Today, the people of Sawai Madhopur are very happy. They have better knowledge of what types of crops to grow, they have ample drinking water, and their economic status has gone up.

You have done a lot of work as an organisation for addressing issues of water and sanitation in many schools in places like Maharashtra and Tripura. Could you shed some light on that?

The problem of inadequate sanitation is prevalent in co-education and girls’ schools- being more pronounced in the latter. The fundamental thing is that these schools only have one or two bathrooms, and have an average of 200 students. Surely, that is not enough. According to government guidelines on latrines and urinals, there needs to be at least a ratio of 1:50 (toilets to students). So if a school has 200 students, they need to have a minimum of 4 toilets. The ideal ratio is 1:6.

We also found that the most affected areas were falling in the dry zones for example - Maharashtra and Rajasthan. In a majority of the areas, the local people were not contributing in any way, except for digging some leach pits.

As part of the Swachh Bharat initiative, we need to inculcate these cleanliness habits into the students and even teachers. Hand washing for example is very important thing for children.


Could you tell us a little bit about your vision, your goals and any messages for India that you may have?

My vision is that we get support for putting in place basic technological infrastructures and teach the local communities how to sustain them. So, when I do water prospecting maps, I tell the people "Aapka yeh area mein paani itna hai, itna paani barasta hai, itne paani se kitna daal sakte hain andar, usko kaise upayog karna hai." (This is the amount of water available in your area, this is the amount of rain, and this is how it can be utilised)
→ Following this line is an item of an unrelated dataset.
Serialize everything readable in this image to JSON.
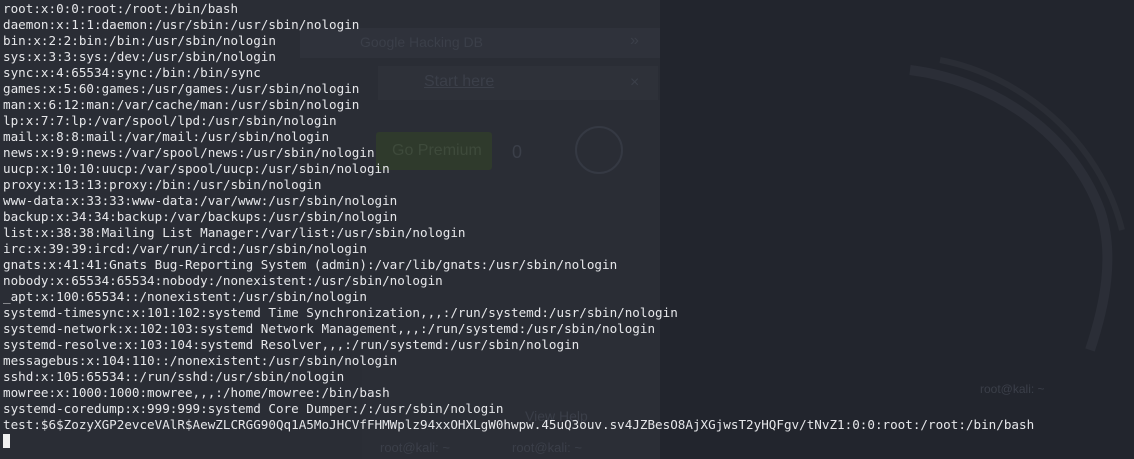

We need to show them how to periodically maintain hand pumps, and recharge pits and keep them clean. That is how we can reach the sustainable development goals. For that, the government has to think very, very carefully what should be the methodology by which we can capacitate our young people who are engineers, social workers, including the village community.